7 ways to Green Your Mail
The amount of unsolicited mail and catalogs Americans receive each year consumes trees (an estimated 100 million!), water, energy, and money. Fortunately, there are steps you can take to limit the damage.
The DMA is the trade association for direct mail advertisers, and signing onto its service can cut your unwanted mail by an estimated 80 percent.
Even more effective (though time-consuming) is to contact businesses and organizations yourself and ask them to stop sending mail.
Some of these organizations are free while others charge, but their role is to help you get your name taken off the mailing lists.
...unless you believe it's absolutely necessary to send them in. These cards are usually unnecessary and are simply methods to get you on a mailing list.
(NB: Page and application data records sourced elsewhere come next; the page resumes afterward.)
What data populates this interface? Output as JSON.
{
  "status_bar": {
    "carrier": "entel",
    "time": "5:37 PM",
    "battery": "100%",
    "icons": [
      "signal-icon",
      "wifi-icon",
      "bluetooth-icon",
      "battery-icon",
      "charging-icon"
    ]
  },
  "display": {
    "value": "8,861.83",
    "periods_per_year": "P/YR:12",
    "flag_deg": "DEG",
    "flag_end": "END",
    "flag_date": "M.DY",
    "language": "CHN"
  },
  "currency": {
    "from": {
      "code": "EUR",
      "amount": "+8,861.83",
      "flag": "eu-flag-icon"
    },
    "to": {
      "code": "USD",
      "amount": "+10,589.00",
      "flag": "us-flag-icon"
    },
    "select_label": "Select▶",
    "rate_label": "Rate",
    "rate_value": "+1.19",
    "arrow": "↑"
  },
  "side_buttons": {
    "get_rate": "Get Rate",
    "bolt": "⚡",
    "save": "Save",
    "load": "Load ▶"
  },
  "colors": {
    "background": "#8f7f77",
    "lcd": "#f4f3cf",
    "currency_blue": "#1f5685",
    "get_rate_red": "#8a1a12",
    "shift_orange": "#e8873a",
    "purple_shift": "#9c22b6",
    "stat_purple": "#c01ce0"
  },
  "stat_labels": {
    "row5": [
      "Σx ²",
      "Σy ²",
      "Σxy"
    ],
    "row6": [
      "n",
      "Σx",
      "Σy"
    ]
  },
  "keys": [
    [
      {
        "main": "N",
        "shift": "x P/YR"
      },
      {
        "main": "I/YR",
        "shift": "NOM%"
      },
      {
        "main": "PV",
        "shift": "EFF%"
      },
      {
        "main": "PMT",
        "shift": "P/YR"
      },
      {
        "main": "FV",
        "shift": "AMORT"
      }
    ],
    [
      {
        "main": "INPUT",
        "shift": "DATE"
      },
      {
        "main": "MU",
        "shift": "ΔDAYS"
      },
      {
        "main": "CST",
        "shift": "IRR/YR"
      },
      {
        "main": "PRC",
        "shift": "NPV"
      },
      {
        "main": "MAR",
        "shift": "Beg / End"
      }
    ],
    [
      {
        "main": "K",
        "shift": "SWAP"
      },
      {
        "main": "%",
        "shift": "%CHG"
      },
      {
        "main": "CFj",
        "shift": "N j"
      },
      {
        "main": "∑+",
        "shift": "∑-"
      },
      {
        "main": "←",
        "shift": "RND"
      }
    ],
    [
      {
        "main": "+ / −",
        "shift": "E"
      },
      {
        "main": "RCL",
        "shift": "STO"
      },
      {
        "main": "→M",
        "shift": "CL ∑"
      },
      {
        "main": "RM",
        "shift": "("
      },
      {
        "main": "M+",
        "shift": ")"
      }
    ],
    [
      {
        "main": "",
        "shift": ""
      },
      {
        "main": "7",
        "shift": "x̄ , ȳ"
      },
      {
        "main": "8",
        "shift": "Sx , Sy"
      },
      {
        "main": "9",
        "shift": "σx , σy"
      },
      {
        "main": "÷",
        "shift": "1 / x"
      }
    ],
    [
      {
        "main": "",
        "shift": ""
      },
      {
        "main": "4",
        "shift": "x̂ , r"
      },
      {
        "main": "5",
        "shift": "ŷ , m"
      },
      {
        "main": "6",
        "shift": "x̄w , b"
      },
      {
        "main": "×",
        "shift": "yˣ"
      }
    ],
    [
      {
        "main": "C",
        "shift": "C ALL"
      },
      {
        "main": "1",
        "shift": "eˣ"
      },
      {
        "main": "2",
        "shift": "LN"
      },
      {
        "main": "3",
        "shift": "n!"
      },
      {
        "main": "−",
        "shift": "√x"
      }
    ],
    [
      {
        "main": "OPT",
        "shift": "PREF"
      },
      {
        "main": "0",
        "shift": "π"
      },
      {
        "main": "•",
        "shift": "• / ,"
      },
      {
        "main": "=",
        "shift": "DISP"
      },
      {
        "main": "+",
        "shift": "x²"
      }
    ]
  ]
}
Writing "Refused" or "Return to Sender" may backfire. Standard mail isn't forwarded by the US Postal Service, and will probably find its way to a landfill. Instead, recycle junk mail yourself.
If they don't already, call or email these companies and ask them to switch to recycled paper.
...if you still send mail the traditional way.